Why So Many Foreign Students?
American exporters have come to almost expect to have their products knocked off by Chinese companies, but when you get knocked off by another American company it kind of stings. In our March/April issue, we reported on how Emeco’s classic Navy Chair, manufactured in Pennsylvania and first engineered for the U.S. Navy during WWII, is now being exported to 48 countries and has become sort of the darling for furniture fahion-istas worldwide. But now we learn that Restoration Hardware has knocked off Emeco’s Navy Chair—even going so far as to call it the “Naval Chair”—and has it prominently displayed in their new fall catalogue. Really? Come on, Restoration Hardware, you’re a better company than that.
Why are U.S. universities importing so many foreign students?What am I missing? Take the University of Southern California, for example. USC has 7,115 international students and loves to brag to anyone who will listen that it
has more foreign students than any other university in the United States.It maintains recruiting offices in several countries, yet turns away hundreds of applications from children of their own alumni—even those willing to pay “full boat” tuition. While most universities want to foster generational ties with their alumni, USC has a restrictive quota, accepting no more than 25 percent legacy applicants each year and, quite frankly, one trustee put the number closer to just 20 percent. Why, you may ask? In the quirky world of academic vanity, universities like USC care more about what their academic peers think about them than what their own alumni think. For whatever reason, the academia elites have decided that it’s vogue right now to have large pools of international students on your campus and deduct elitist points if you don’t. But they are playing a dangerous game. As everyone knows, universities depend largely on the donations of their alumni, and Asian and Indian cultures are not known for writing checks they don’t have to. When you reject the children of your alumni, make no mistake, you are rejecting your own alumni. This is one area of globalization where universities are in over their heads.
On a warm summer evening this past September, we were headed down to the tuna grounds on our 56-foot Huckins sportfisher, Huck Fin. It was a moonless night, the kind that enables you to see galaxies of stars and the perfect opportunity to reflect on matters from soup to nuts, including international fishery laws, or lack thereof. The albacore bite off Southern
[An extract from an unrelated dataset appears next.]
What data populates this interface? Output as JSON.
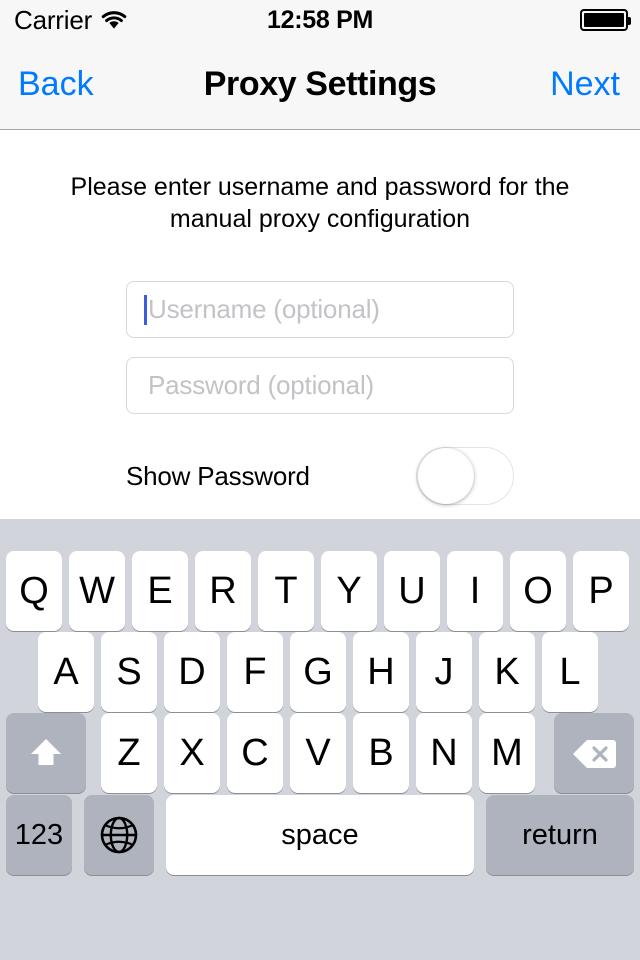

California for years has been a staple. Sure, some years are better then others due to fish migration patterns, water temps, availability of bait, etc. Nonetheless, the fishing has slowed dramatically over the past decade. Interesting to note this is about the time the Chinese fishing fleet reportedly began setting miles of drift nets to capture enormous schools of albacore as they make their circular migration across the Pacific, taking them to container ships converted into fish processing factories in the middle of the Pacific Ocean, far away from any nation’s 200-mile economic zone. This raises a host of questions, including whose fish are these and should they be subject to United Nations Law of the Sea Convention (UNCLOS), which restricts the use of the global ocean commons to that which is “reasonable” and does not infringe on the rights of others? In a word, yes. Is it being done? No. We can hammer China all we want on what the playground rules are, but in the end they have 1.2 billion mouths to feed and just don’t care if it’s your turn for the teeter totter or not.
The DOHA round of trade talks, which will celebrate their 12th anniversary in November, should have been called the DOA talks, as in dead on arrival. With the well-intentioned aim of improving trade for developing nations, they were problematic from the outset, not because of so many competing agendas but because it was agreed upon that it was to be an “all or nothing” round. How short-sighted. If I were teaching Trade Talks 400, it would be the same curriculum as Trade Talks 101. In other words, keep it simple, as in:
Rule #1 Don’t make the success and implementation of an agreement in one area of trade contingent upon the success and implementation of another.
Rule #2 See rule number 1.
Look, we’ve said all along that the solution for free trade is more free trading blocs. If certain countries don’t want to join a particular block, or aren’t invited, let them join an “independent bloc.” Then, let those five-to-eight mega-blocs negotiate trade policy with each other, one issue at a time. It’s much easier to get five entities to agree than it is to get 200 countries to agree. Anything else and you might as well just be playing Fantasy Football.
Relax. China Isn’t Taking Over!